──────── Excerpted data ────────

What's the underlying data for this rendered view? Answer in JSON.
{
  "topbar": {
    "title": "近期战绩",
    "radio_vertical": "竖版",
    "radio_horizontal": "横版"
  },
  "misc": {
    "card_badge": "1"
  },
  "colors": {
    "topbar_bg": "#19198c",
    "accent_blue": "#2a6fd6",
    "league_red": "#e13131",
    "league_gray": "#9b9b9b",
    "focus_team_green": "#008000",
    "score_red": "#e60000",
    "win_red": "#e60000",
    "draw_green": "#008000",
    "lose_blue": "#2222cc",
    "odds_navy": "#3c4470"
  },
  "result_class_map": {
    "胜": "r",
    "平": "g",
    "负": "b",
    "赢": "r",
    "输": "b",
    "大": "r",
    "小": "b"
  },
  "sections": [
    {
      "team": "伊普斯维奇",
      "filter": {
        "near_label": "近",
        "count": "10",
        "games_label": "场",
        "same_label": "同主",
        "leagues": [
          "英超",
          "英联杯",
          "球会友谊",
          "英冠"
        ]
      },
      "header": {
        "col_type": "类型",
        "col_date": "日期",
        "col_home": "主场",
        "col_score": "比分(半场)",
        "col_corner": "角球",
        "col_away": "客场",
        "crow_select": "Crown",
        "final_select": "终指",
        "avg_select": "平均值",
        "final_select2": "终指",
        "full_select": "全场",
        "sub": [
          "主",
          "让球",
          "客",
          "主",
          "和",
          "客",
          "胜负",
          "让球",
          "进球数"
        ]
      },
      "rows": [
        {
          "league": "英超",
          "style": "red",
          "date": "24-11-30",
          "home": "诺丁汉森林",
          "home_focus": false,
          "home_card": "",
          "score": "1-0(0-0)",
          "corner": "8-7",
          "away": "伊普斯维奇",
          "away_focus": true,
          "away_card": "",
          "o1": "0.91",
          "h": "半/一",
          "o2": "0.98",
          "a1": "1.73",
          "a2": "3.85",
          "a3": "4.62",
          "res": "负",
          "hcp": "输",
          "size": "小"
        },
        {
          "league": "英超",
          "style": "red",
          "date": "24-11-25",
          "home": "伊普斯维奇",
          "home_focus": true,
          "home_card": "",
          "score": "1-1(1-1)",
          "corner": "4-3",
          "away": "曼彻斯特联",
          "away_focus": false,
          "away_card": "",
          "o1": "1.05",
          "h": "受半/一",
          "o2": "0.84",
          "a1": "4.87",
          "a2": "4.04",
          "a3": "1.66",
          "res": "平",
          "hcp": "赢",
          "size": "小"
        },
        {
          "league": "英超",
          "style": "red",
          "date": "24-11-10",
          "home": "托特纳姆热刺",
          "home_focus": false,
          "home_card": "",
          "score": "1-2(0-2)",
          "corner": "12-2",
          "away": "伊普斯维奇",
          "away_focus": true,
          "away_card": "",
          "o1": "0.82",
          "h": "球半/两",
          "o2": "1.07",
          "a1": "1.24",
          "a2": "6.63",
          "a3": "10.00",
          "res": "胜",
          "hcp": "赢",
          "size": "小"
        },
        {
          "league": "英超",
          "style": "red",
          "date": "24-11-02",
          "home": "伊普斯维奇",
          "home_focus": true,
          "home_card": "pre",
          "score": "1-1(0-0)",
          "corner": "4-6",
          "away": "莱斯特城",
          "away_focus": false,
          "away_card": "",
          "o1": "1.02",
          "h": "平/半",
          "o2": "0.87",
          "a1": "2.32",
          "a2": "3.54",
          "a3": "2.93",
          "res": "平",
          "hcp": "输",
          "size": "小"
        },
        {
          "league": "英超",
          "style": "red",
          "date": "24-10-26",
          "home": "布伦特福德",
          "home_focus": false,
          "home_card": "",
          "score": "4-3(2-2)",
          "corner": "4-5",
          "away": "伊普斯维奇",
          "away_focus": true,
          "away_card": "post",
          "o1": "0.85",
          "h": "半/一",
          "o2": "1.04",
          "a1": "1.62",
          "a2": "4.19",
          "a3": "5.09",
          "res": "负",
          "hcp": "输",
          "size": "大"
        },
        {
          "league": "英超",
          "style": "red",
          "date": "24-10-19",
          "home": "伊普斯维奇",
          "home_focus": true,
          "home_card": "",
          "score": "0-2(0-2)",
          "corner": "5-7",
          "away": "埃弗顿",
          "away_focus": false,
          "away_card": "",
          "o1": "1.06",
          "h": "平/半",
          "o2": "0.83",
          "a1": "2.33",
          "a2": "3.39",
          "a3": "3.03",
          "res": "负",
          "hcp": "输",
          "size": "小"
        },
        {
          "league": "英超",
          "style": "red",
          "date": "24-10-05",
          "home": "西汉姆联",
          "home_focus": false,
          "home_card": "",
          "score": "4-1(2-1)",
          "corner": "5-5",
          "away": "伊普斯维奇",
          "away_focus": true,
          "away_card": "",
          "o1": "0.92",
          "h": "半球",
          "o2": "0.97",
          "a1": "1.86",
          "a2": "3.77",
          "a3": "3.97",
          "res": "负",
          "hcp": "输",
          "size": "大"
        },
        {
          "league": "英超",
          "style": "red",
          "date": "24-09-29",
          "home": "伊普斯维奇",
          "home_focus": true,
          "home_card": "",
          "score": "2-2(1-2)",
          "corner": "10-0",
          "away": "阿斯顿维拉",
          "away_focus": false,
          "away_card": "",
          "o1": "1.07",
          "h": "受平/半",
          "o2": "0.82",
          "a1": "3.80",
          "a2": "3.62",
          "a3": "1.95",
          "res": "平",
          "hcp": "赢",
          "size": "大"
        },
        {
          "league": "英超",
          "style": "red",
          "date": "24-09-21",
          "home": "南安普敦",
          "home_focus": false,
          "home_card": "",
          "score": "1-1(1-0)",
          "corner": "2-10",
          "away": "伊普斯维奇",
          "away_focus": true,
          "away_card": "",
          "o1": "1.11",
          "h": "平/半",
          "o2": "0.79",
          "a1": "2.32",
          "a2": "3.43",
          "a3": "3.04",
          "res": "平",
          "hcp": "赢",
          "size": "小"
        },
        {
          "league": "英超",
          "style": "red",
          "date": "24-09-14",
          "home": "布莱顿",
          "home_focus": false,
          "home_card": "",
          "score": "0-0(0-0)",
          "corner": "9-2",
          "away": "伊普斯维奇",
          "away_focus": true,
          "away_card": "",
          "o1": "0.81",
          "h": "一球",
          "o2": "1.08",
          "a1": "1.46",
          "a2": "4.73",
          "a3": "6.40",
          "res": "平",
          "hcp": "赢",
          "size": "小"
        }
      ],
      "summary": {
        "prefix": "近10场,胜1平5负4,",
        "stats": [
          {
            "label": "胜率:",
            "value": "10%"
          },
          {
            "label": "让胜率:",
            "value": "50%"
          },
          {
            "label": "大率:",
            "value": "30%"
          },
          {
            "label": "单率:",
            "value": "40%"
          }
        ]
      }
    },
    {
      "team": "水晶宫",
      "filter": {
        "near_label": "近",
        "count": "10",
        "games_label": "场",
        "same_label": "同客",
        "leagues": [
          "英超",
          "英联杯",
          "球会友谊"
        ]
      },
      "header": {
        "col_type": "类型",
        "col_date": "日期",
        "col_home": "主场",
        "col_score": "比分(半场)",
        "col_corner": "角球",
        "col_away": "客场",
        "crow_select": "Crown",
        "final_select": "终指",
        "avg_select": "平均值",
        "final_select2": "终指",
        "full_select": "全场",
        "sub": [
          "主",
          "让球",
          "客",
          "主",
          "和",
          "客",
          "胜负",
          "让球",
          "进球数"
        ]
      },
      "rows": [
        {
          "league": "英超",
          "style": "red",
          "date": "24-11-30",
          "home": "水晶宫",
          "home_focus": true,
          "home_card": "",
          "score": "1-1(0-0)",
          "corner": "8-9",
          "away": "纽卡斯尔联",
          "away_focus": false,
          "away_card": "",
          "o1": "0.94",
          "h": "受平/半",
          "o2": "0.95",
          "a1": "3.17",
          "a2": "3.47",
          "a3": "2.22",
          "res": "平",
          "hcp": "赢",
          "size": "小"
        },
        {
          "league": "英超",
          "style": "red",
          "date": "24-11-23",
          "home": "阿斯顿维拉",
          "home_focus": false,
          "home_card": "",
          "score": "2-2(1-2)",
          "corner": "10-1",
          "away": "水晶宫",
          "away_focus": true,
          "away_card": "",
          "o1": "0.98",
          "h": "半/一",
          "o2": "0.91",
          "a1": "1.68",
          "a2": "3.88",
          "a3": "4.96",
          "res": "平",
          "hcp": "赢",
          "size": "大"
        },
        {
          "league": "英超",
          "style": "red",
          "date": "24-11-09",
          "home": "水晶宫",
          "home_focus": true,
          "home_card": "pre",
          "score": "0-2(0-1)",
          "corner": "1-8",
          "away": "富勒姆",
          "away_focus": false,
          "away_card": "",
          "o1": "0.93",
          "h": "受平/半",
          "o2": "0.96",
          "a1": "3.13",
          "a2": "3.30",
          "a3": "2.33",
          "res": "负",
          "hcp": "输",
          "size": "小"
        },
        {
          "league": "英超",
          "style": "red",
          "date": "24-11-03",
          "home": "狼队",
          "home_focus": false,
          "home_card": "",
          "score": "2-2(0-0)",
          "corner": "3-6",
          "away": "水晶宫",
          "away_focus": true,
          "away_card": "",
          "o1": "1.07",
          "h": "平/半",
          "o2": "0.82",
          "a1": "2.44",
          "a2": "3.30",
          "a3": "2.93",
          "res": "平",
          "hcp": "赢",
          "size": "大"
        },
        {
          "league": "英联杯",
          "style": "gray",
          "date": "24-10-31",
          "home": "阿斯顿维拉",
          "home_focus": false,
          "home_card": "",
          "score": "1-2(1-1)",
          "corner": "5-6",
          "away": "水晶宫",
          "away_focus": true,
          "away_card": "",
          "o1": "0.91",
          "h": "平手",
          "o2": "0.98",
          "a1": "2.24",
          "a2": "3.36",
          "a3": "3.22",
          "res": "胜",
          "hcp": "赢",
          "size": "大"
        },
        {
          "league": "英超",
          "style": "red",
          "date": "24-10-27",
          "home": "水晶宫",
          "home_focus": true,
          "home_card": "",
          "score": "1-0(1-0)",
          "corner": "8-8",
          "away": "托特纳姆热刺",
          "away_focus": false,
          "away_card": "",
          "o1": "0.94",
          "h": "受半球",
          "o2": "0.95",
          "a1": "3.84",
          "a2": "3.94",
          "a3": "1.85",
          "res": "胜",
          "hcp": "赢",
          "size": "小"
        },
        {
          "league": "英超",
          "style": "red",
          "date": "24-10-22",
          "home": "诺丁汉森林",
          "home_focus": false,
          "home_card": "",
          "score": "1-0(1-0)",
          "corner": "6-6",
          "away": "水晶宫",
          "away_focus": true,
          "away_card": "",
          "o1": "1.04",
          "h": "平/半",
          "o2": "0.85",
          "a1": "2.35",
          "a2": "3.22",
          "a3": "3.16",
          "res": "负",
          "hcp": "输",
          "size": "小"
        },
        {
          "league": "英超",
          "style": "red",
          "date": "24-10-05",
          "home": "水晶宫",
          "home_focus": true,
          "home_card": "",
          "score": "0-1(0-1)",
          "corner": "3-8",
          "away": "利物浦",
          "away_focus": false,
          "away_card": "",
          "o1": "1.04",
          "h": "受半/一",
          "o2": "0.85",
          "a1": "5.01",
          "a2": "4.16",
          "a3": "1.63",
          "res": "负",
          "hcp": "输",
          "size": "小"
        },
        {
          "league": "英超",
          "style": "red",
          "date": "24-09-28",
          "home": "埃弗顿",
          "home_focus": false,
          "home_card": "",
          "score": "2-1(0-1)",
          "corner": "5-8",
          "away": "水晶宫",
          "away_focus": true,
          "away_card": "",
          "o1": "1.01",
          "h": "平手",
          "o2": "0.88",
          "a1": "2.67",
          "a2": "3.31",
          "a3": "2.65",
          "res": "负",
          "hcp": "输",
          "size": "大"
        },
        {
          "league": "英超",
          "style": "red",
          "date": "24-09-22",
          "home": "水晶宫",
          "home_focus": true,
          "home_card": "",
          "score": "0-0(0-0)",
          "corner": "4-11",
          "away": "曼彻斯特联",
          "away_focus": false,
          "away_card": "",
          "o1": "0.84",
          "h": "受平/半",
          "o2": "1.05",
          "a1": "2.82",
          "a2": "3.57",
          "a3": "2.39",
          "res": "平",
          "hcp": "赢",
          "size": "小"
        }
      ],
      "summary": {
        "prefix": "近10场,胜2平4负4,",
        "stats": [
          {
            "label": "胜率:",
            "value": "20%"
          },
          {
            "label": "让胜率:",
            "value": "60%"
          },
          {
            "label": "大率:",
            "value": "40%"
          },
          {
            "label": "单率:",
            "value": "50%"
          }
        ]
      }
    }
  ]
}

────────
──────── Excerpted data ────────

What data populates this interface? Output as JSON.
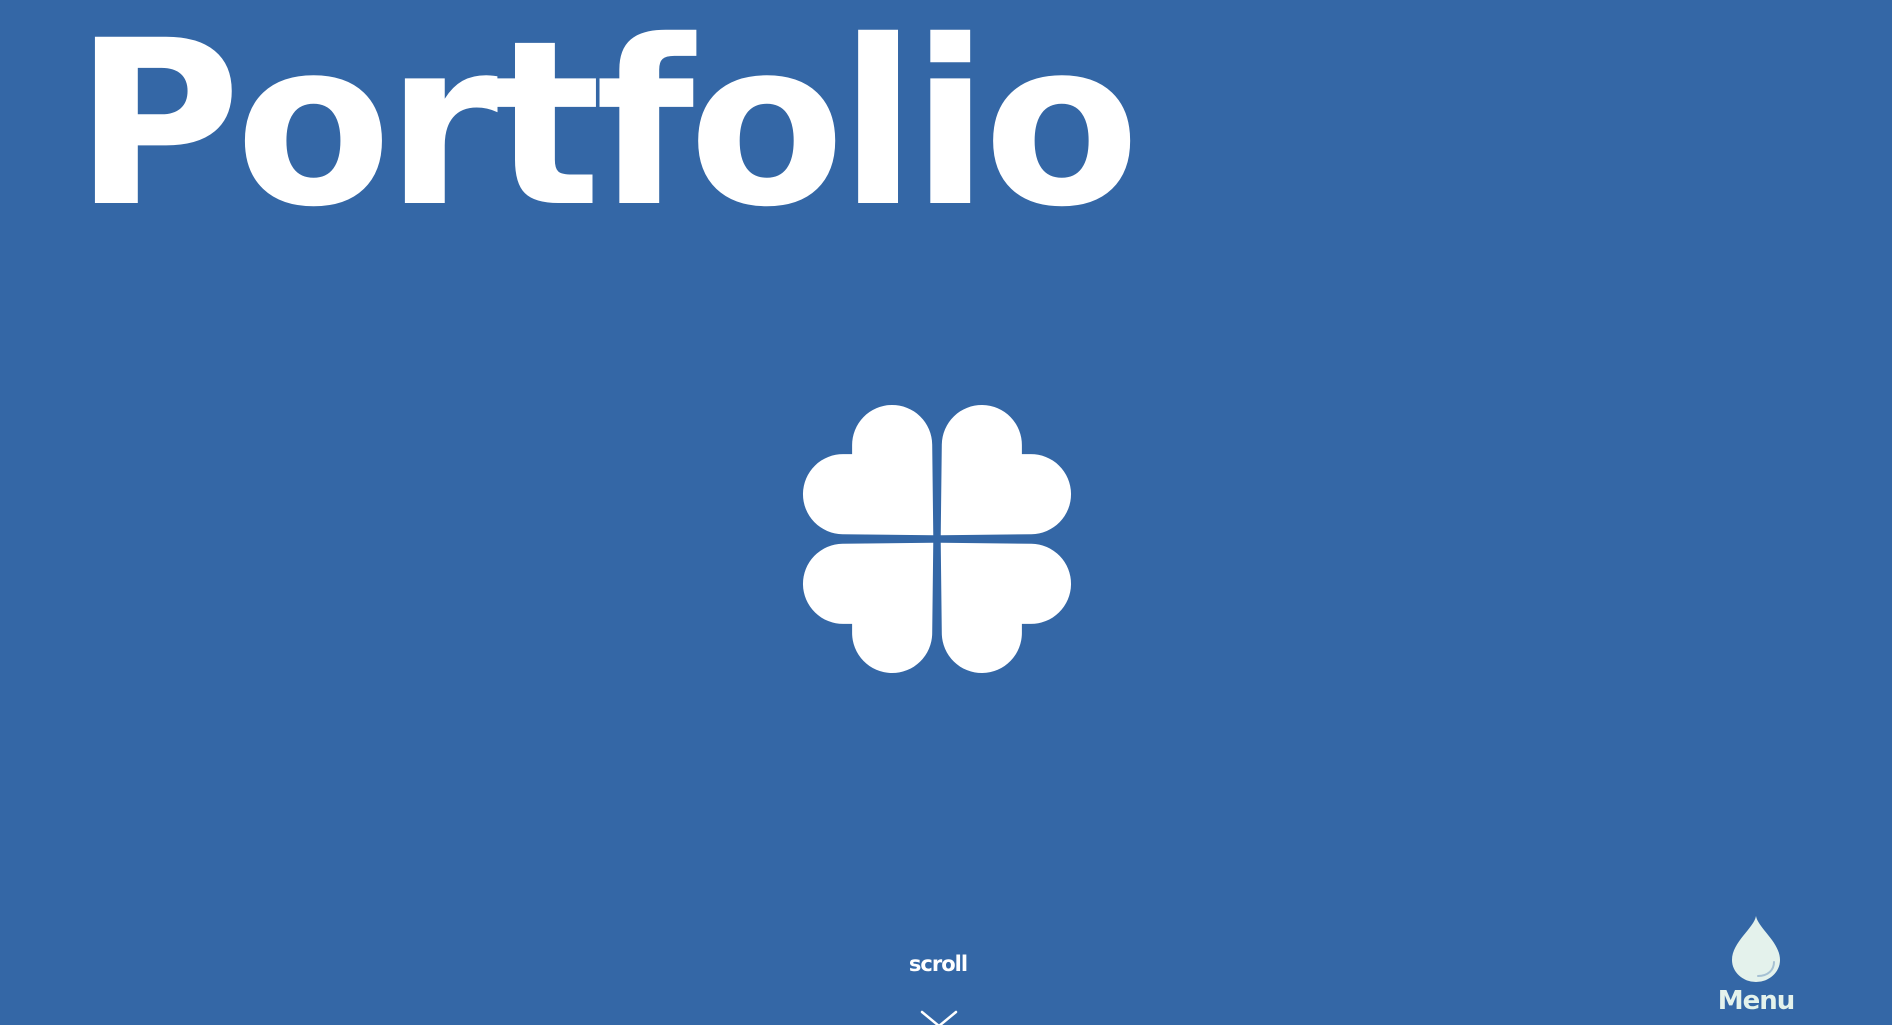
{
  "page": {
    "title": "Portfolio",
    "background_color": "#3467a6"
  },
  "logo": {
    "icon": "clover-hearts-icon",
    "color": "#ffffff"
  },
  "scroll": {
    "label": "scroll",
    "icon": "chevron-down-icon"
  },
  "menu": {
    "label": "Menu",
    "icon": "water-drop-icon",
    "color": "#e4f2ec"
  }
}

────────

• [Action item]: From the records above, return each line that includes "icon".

• [Task solution]:
    "icon": "clover-hearts-icon",
    "icon": "chevron-down-icon"
    "icon": "water-drop-icon",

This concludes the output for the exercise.